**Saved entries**

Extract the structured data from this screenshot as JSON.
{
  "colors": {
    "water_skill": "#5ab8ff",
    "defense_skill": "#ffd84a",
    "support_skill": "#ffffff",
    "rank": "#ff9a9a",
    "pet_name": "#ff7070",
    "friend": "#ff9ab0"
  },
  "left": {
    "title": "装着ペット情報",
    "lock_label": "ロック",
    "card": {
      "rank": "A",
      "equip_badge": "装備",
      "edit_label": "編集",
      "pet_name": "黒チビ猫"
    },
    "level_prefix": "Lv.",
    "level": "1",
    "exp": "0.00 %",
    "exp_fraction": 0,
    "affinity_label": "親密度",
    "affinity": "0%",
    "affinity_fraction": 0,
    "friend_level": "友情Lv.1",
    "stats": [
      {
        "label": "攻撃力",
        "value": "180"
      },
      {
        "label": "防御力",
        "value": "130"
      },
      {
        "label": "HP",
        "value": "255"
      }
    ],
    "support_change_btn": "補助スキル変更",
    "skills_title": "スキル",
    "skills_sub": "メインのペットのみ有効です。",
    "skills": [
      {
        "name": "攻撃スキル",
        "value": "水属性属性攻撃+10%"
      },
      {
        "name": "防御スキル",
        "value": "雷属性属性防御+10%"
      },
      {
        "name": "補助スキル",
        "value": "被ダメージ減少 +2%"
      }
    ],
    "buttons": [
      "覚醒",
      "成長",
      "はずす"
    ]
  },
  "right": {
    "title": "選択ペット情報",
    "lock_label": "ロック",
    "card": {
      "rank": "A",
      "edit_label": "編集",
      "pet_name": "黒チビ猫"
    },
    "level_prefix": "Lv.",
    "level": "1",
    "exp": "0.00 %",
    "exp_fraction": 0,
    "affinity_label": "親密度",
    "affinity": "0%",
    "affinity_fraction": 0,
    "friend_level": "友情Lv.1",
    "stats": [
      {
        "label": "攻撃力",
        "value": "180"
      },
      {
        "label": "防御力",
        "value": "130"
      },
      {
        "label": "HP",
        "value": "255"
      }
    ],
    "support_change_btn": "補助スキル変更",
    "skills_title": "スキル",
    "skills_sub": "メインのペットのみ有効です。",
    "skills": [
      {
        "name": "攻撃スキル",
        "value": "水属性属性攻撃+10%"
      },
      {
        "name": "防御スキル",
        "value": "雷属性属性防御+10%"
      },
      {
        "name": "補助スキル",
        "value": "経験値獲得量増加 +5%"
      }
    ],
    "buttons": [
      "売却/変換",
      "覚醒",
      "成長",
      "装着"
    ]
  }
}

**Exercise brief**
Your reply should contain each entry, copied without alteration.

**Task solution**
Extract the structured data from this screenshot as JSON.
{
  "colors": {
    "water_skill": "#5ab8ff",
    "defense_skill": "#ffd84a",
    "support_skill": "#ffffff",
    "rank": "#ff9a9a",
    "pet_name": "#ff7070",
    "friend": "#ff9ab0"
  },
  "left": {
    "title": "装着ペット情報",
    "lock_label": "ロック",
    "card": {
      "rank": "A",
      "equip_badge": "装備",
      "edit_label": "編集",
      "pet_name": "黒チビ猫"
    },
    "level_prefix": "Lv.",
    "level": "1",
    "exp": "0.00 %",
    "exp_fraction": 0,
    "affinity_label": "親密度",
    "affinity": "0%",
    "affinity_fraction": 0,
    "friend_level": "友情Lv.1",
    "stats": [
      {
        "label": "攻撃力",
        "value": "180"
      },
      {
        "label": "防御力",
        "value": "130"
      },
      {
        "label": "HP",
        "value": "255"
      }
    ],
    "support_change_btn": "補助スキル変更",
    "skills_title": "スキル",
    "skills_sub": "メインのペットのみ有効です。",
    "skills": [
      {
        "name": "攻撃スキル",
        "value": "水属性属性攻撃+10%"
      },
      {
        "name": "防御スキル",
        "value": "雷属性属性防御+10%"
      },
      {
        "name": "補助スキル",
        "value": "被ダメージ減少 +2%"
      }
    ],
    "buttons": [
      "覚醒",
      "成長",
      "はずす"
    ]
  },
  "right": {
    "title": "選択ペット情報",
    "lock_label": "ロック",
    "card": {
      "rank": "A",
      "edit_label": "編集",
      "pet_name": "黒チビ猫"
    },
    "level_prefix": "Lv.",
    "level": "1",
    "exp": "0.00 %",
    "exp_fraction": 0,
    "affinity_label": "親密度",
    "affinity": "0%",
    "affinity_fraction": 0,
    "friend_level": "友情Lv.1",
    "stats": [
      {
        "label": "攻撃力",
        "value": "180"
      },
      {
        "label": "防御力",
        "value": "130"
      },
      {
        "label": "HP",
        "value": "255"
      }
    ],
    "support_change_btn": "補助スキル変更",
    "skills_title": "スキル",
    "skills_sub": "メインのペットのみ有効です。",
    "skills": [
      {
        "name": "攻撃スキル",
        "value": "水属性属性攻撃+10%"
      },
      {
        "name": "防御スキル",
        "value": "雷属性属性防御+10%"
      },
      {
        "name": "補助スキル",
        "value": "経験値獲得量増加 +5%"
      }
    ],
    "buttons": [
      "売却/変換",
      "覚醒",
      "成長",
      "装着"
    ]
  }
}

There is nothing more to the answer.